And, then, there was another day this year in January, last week, when I came across a poem. It’s titled “Peace, Not Quiet” by Lyndsay Rush, otherwise known as Mary Oliver’s Drunk Cousin:
"The meanest thing
anyone can say to me is, “calm down”
(A close second and third being,
“that wasn’t funny,”
and, “the snacks are gone.”)
I’m not here for a quiet time I’m here
for a resounding one
I’m here to grate fresh parm all over my life
and never say “when”
I’m here to grab life by the clown nose
I’ve made it a sacred practice to speak
my mind and
my daily breathwork is laughter
So perhaps I’m living proof that
you don’t have to pipe down at all
to find inner peace”
It may not be Dante or Shakespeare but this poem resonates with me.
Why shouldn’t every day for the rest of the year be about spreading fresh parmigiano all over life? In excess. Whenever desired. With no time or portion control. It makes us happy, keeps us healthy, and adds flavor to anything dull.
And, furthermore, may my daily breathwork always be laughter. Namaste. All those truly special in my life make me laugh until my sides ache. I don’t have time or patience for the overly serious.
And, for the record, piping down will never ensure my inner peace. Word.
Let’s make 2023 about sprinkling parmigiano over life, and breathing laughter into it. Indeed a resounding one.
I just sprinkled a little parm over this newsletter and laughed at it. I hope you will, too.
Impareggiabile, come sempre. Evviva il parmigiano! evviva le parole! evviva i vestiti che stanno stretti e i capelli che non sono a posto! Evviva Sheila, che continuo a leggere
Great piece, Sheila, brought a dawn smile to my face. But for me November is way worse than January. There is little hope in November, with the prospect of weeks of shortening days, the obligation to be happy about Christmas consumerism, and an air filled with fug and bugs and coughs and colds.
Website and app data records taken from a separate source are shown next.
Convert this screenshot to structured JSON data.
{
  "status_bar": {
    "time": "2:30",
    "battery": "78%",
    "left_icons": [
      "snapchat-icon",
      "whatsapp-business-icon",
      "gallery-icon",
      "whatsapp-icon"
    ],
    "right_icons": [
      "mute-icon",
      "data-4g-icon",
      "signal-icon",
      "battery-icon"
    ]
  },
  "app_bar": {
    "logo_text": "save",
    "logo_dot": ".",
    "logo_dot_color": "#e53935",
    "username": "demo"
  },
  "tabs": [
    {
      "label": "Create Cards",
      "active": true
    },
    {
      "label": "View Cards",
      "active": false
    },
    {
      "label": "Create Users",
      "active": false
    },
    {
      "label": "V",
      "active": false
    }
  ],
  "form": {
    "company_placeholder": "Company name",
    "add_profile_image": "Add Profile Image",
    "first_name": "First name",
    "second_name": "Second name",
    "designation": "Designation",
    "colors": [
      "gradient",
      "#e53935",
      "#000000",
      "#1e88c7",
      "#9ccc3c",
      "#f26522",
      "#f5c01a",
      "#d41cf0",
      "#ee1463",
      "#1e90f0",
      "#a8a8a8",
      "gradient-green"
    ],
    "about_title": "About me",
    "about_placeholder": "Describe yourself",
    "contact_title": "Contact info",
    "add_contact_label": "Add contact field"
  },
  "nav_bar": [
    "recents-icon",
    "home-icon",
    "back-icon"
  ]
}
At least in January there is hope: it’s a start rather than an end, a little more Vitamin D in the atmosphere each day… and the chance you might see a snowdrop peeping out of the frozen earth.